Association of Classical Christian Schools

Association of Classical Christian Schools was incorporated to support independent classical Christian schools.

1994

Memoria Press

Memoria Press founded by Cheryl Lowe as a family-run publishing company to produce classical Christian education materials for home and private schools. This press offers a K-12 classical curriculum piloted by the Highlands Latin School in Louisville, Kentucky with author and educator Martin Cothran.

1994

Society for Classical Learning

Formation of the Society for Classical Learning to facilitate and encourage thinking and discussion among professionals associated with Christ-centered education in the liberal arts tradition.

1995

CiRCE Institute

CiRCE Institute founded as Circe Ministries. Originally Circe Ministries was a research and tutoring service formed by Andrew Kern for the purpose of writing a book, Classical Education: The Movement Sweeping America (co-authored with Gene Edward Veith Jr. and now in its third edition), and for teaching high school aged home school students in a university style great books class. CiRCE Institute now hosts national conferences, publishes curriculum, offers teacher and student training, and provides a wide range of media including many popular podcasts and blogs.

1996

Veritas Press
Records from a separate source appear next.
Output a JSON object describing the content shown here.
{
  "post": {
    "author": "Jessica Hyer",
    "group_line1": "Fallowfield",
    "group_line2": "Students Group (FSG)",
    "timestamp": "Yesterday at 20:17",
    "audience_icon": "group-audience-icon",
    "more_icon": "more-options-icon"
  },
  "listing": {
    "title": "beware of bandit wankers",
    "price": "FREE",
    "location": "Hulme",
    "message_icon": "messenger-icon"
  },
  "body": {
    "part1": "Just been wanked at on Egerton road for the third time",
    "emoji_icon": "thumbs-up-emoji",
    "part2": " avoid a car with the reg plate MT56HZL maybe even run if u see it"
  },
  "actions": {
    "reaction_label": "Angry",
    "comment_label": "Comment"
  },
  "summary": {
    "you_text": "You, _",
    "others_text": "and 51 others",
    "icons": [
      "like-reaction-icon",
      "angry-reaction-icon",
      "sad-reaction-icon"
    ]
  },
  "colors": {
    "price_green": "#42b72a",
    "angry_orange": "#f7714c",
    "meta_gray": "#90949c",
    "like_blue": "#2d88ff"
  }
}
Veritas Press founded by Marlin and Laurie Detweiler as a family owned publishing company (and later school with Veritas Scholars Academy) to produce classical Christian education materials for home and private schools.

1996

The Well-Trained Mind by Susan Wise Bauer

Publication of The Well-Trained Mind: A Guide to Classical Education at Home by Susan Wise Bauer and Jessie Wise.

1999

Institute for Catholic Liberal Education

Institute for Catholic Liberal Education founded to help educators renew today’s Catholic schools by drawing on the Church’s tradition, which frees teachers and students for the joyful pursuit of faith, wisdom, and virtue. “The task of rebuilding Catholic education upon its foundational principles is urgent. Evidence shows that young Catholics are falling away from their faith in alarming numbers, and those in Catholic schools have fared no better. For too long, we have taken our cues and curriculum from the troubled secular model without realizing their corrosive effect.”

1999

Classical Academic Press

Classical Academic Press started as a privately-owned publishing company with multiple partners, including Christopher Perrin, to produce classical Christian education materials for home and private schools. The press also offers live online classes for students through Scholé Academy, online teacher training courses through ClasscialU.com, and support to local homeschool co-ops and hybrid model schools through the Scholé Communities network.

2001

Wisdom and Eloquence by Robert Littlejohn and Charles Evans

Publication of Wisdom and Eloquence: A Christian Paradigm for Classical Learning by Robert Littlejohn and Charles T. Evans.

2006

Great Hearts Academies, Barney Charter School Initiative, and Other Classical Charter Schools

Great Hearts Academies founded to provide classical education to students through public charter schools. Many other classical charter schools exist as well including the Barney Charter School Initiative started in 2010 at Hillsdale Academy (a private school on the Hillsdale College campus).

2007

The Liberal Arts Tradition by Ravi Jain and Kevin Clark

Publication of The Liberal Arts Tradition: A Philosophy of Christian Classical Education by Ravi Jain and Kevin Clark. This book is now in a third edition that released in 2021. (See our course here.)

2014